USC English Professor David Roman argued that John Leguizamo’s Freak presents two genealogical systems: one based on the biological family and another based on a history of pan-Latino performers. Leguizamo dedicates his work to both of these systems by coming to terms with his father and by invoking the Latino performers who have blazed the trail before him. In so doing, Leguizamo forges new models of kinship for Latino culture and endorses a cultural identification that includes a spectrum of Latino identities. English Professor Leo Braudy served as respondent. Read the meeting notes.

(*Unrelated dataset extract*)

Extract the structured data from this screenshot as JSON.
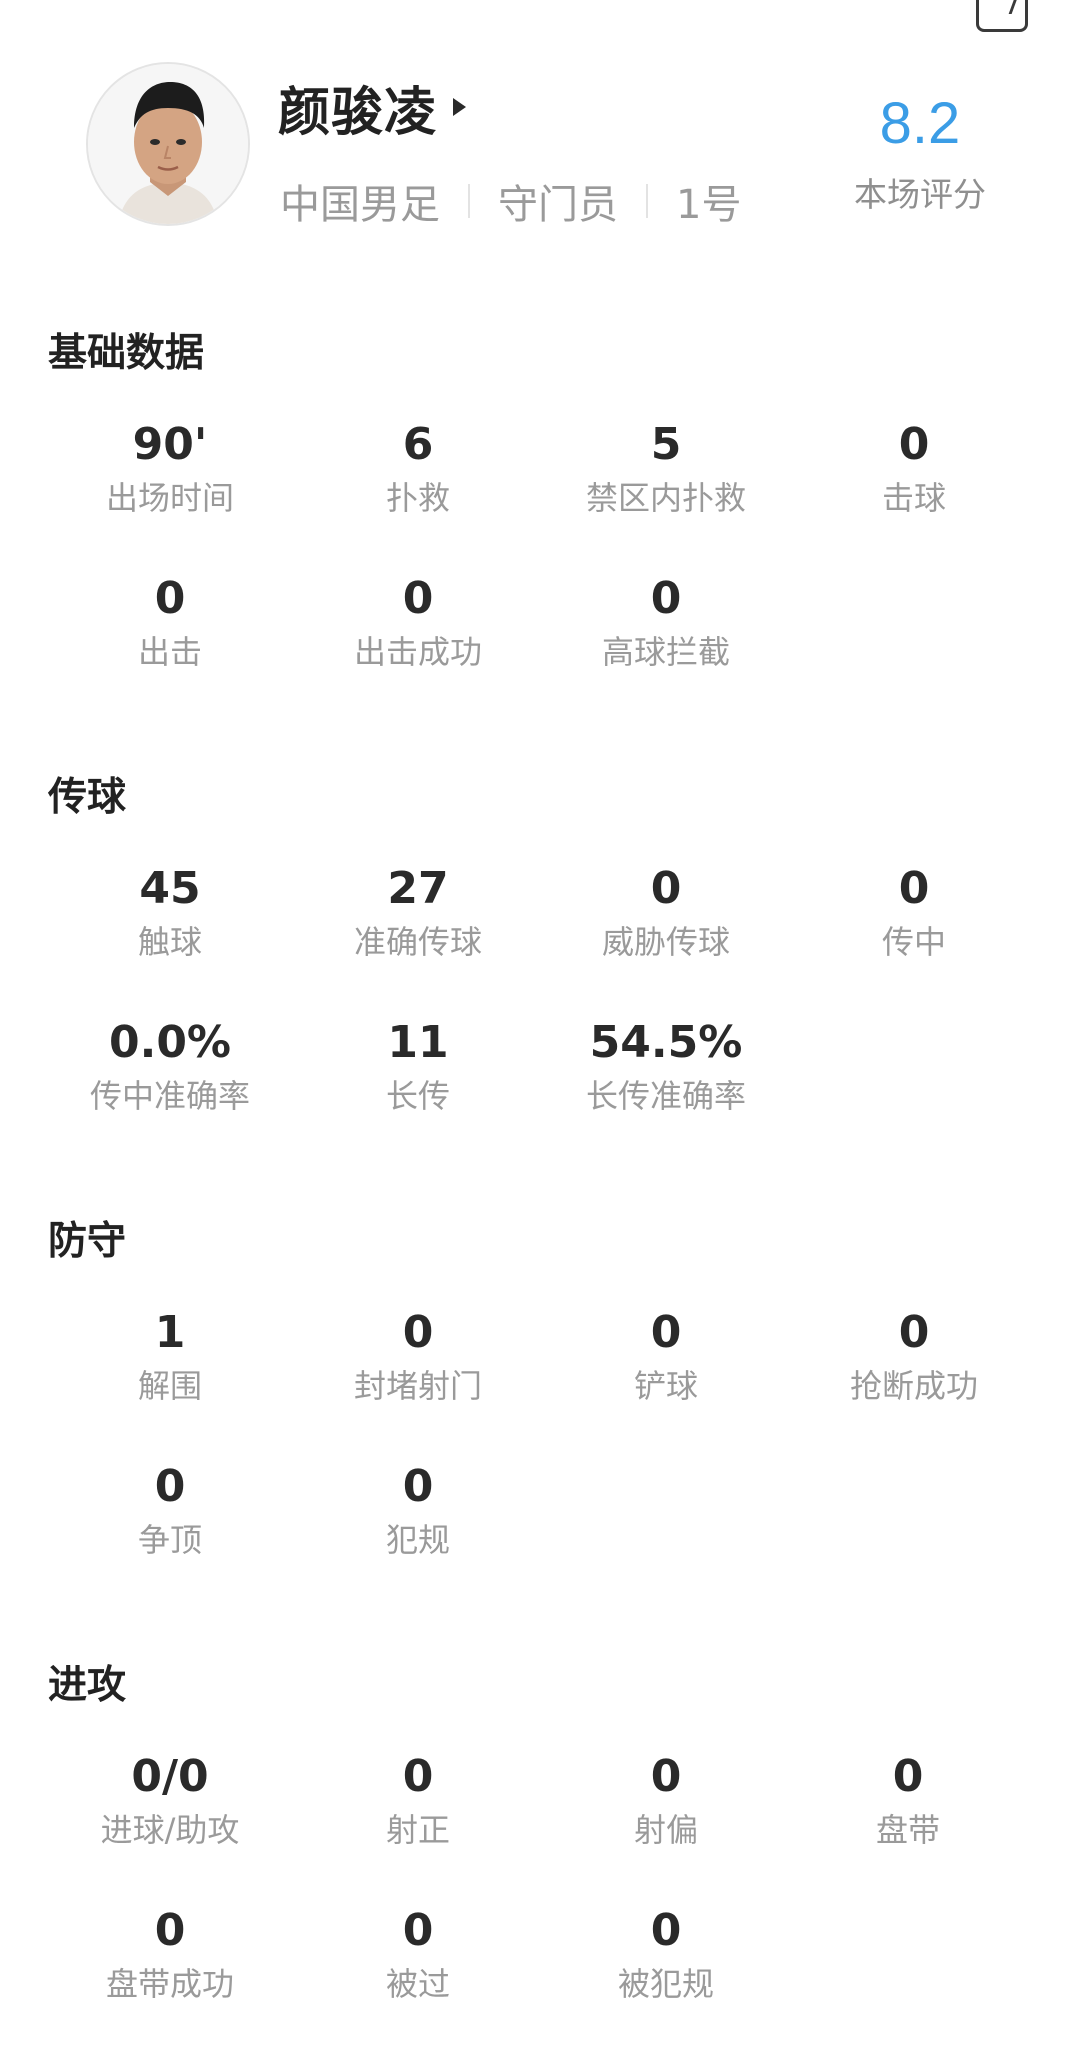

tbaxter300THE REAL TED BAXTER
December 8, 2000
From USC Journalism Professor Terry Anzur’s forthcoming book, Strangers in the Living Room: How Local Television News Found Its Audience and Lost Its Soul, this chapter looks at the real-life Los Angeles TV news anchors upon whom Ted Baxter, the fictional anchor on The Mary Tyler Moore Show, was based. Sociology Professor Barry Glassner served as respondent. Read the meeting notes.
sjp10CELEBRITY AND THE LOGIC OF FASHION
November 10, 2000
This paper grows out of USC Art History Professor Nancy Troy’s work on a book, Couture and Culture: Fashion and the Marketing of Modernism. Inquiring into the nature of the relationship between art, theater, and the fashion industry in early 20th-century France and America, her study focuses on the activities of the couturier, designer, entrepreneur, collector and patron of the arts, Paul Poiret (1879-1944). Troy examines his self-construction and performance as celebrity and artist through his patronage of architects, painters and graphic artists and through the extremely sophisticated marketing schemes he developed to sell his clothes, perfume and furniture creations. UCLA History Professor Eugen Weber and Dr. Judith Blumenthal served as respondents. Read the meeting notes.
mapplethorpe300THE JESSE HELMS THEORY OF ART
October 13, 2000
USC Art History Professor Richard Meyer first presented this paper at the Santa Monica Museum of Art on the occasion of the museum’s “recreation” of The Perfect Moment, a retrospective of the work of Robert Mapplethorpe. The paper focuses on Robert Mapplethorpe and “Dirty Pictures,” a Showtime television movie about Mapplethorpe and the Dennis Barrie censorship trial. Political Science Professor Mark Kann served as respondent. Read the meeting notes.